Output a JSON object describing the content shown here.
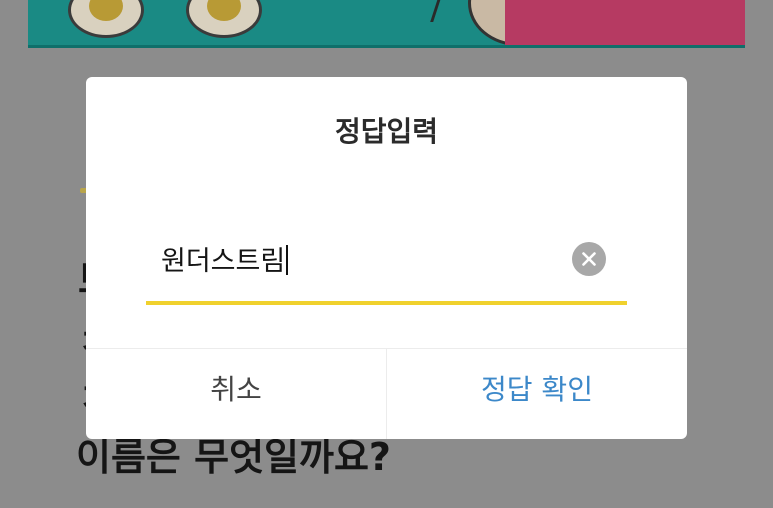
{
  "background": {
    "question_line_partial_1": "브",
    "question_line_partial_2": "ㅊ",
    "question_line_partial_3": "ㅈ",
    "question_line": "이름은 무엇일까요?"
  },
  "dialog": {
    "title": "정답입력",
    "input": {
      "value": "원더스트림"
    },
    "clear_icon": "close-circle-icon",
    "cancel_label": "취소",
    "confirm_label": "정답 확인"
  },
  "colors": {
    "input_underline": "#f0d12d",
    "confirm_text": "#3c88c9",
    "clear_button": "#a8a8a8"
  }
}
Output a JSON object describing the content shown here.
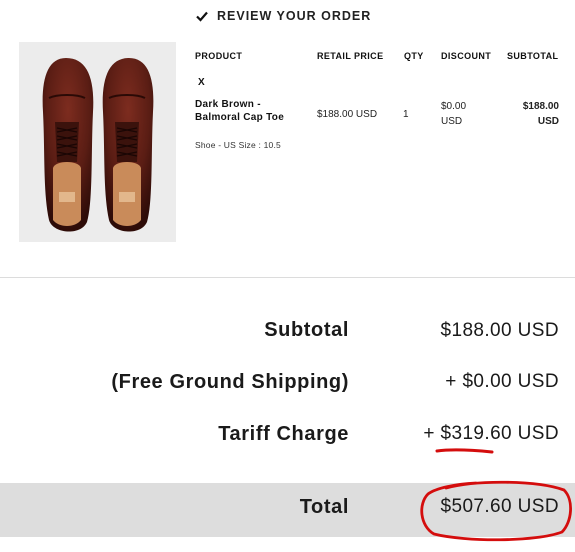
{
  "review": {
    "title": "REVIEW YOUR ORDER",
    "icon": "check-icon"
  },
  "table": {
    "headers": {
      "product": "PRODUCT",
      "retail_price": "RETAIL PRICE",
      "qty": "QTY",
      "discount": "DISCOUNT",
      "subtotal": "SUBTOTAL"
    }
  },
  "item": {
    "remove_label": "X",
    "name": "Dark Brown - Balmoral Cap Toe",
    "variant": "Shoe - US Size : 10.5",
    "retail_price": "$188.00 USD",
    "qty": "1",
    "discount": "$0.00 USD",
    "subtotal": "$188.00 USD"
  },
  "summary": {
    "subtotal_label": "Subtotal",
    "subtotal_value": "$188.00 USD",
    "shipping_label": "(Free Ground Shipping)",
    "shipping_value": "+ $0.00 USD",
    "tariff_label": "Tariff Charge",
    "tariff_value": "+ $319.60 USD",
    "total_label": "Total",
    "total_value": "$507.60 USD"
  },
  "colors": {
    "annotation": "#d40d0d",
    "total_band": "#dddddd",
    "shoe_leather": "#5a1d14"
  }
}
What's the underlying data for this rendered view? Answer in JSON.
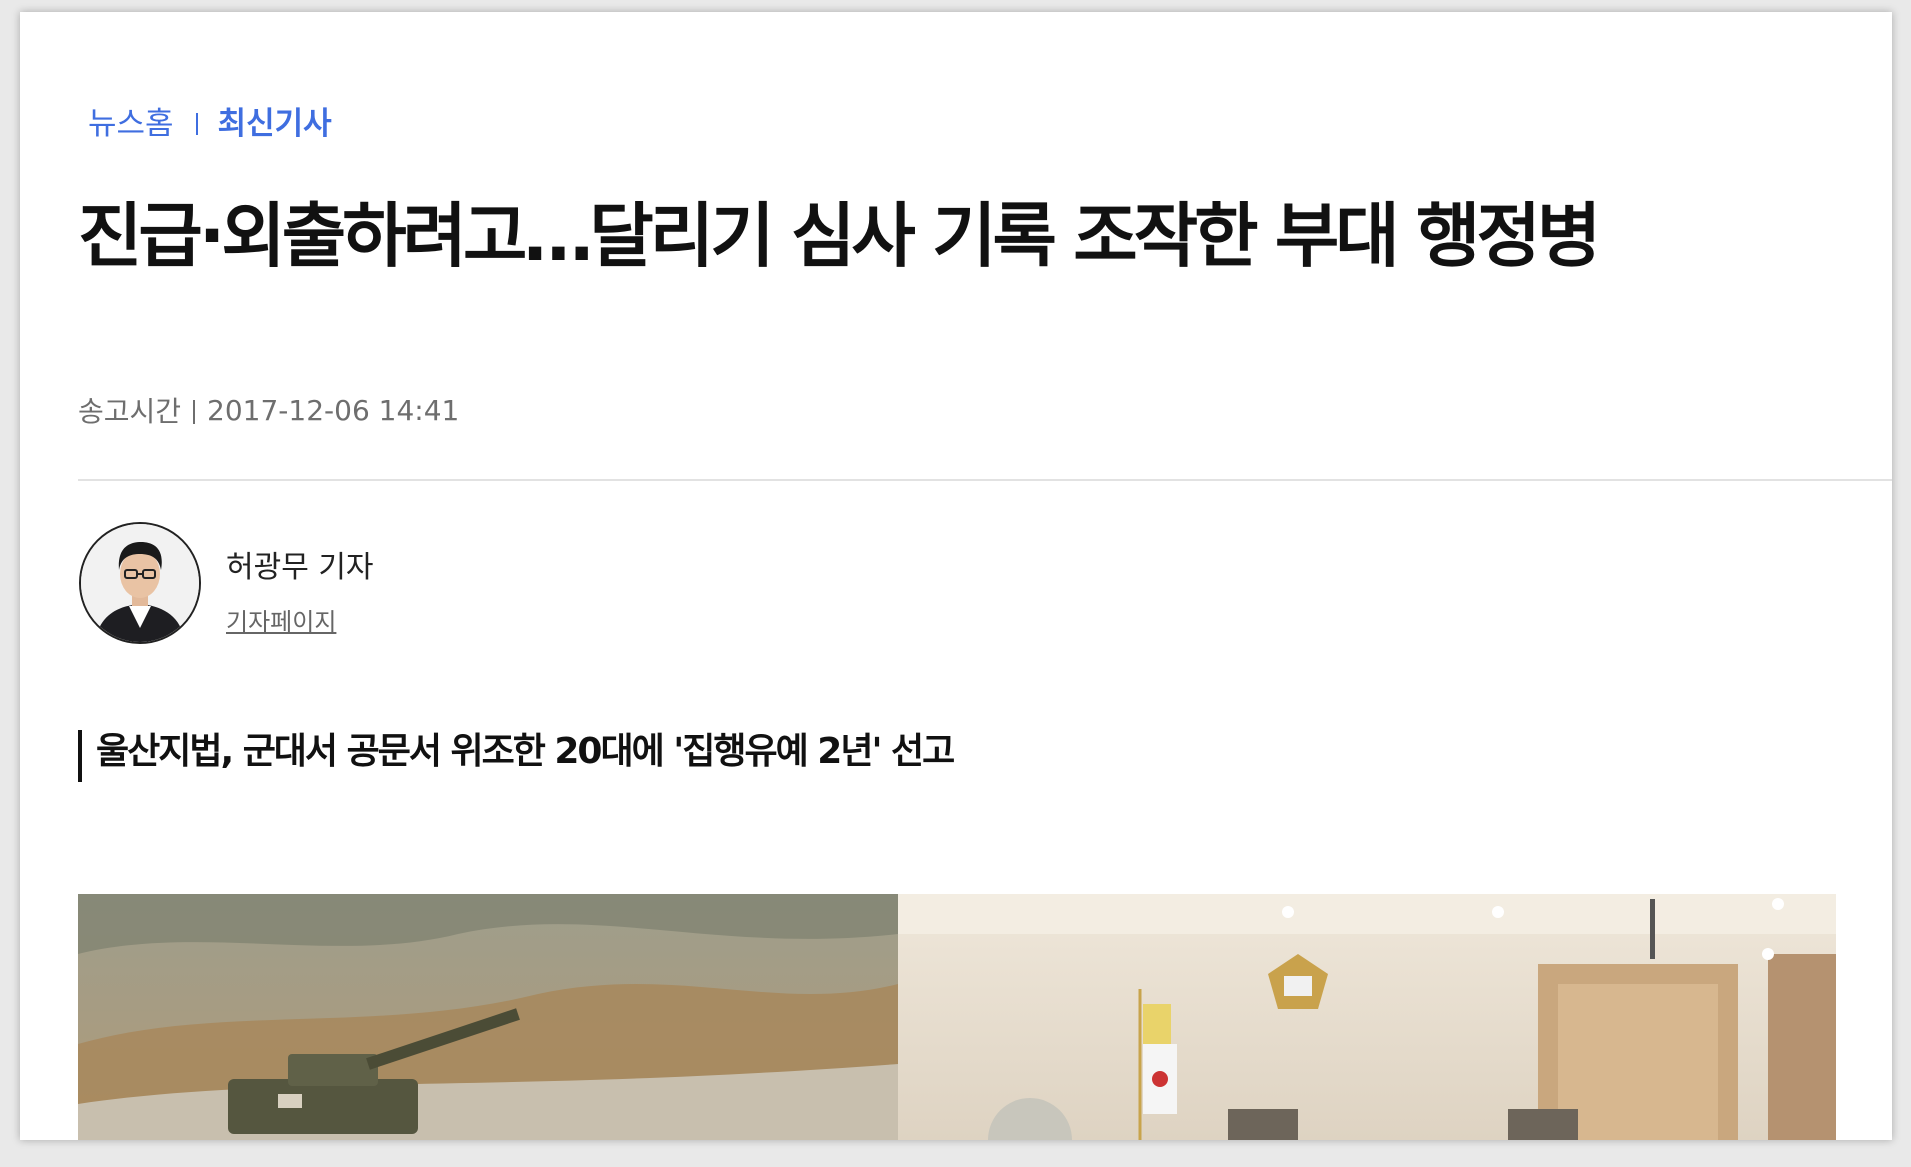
{
  "breadcrumb": {
    "home": "뉴스홈",
    "current": "최신기사"
  },
  "article": {
    "headline": "진급·외출하려고…달리기 심사 기록 조작한 부대 행정병",
    "sent_label": "송고시간",
    "sent_time": "2017-12-06 14:41",
    "subtitle": "울산지법, 군대서 공문서 위조한 20대에 '집행유예 2년' 선고"
  },
  "reporter": {
    "name": "허광무 기자",
    "page_link": "기자페이지"
  },
  "colors": {
    "accent": "#3f6ee0",
    "headline": "#111111",
    "meta": "#6e6e6e"
  }
}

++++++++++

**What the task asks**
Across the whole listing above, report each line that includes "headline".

**Worked solution**
    "headline": "진급·외출하려고…달리기 심사 기록 조작한 부대 행정병",
    "headline": "#111111",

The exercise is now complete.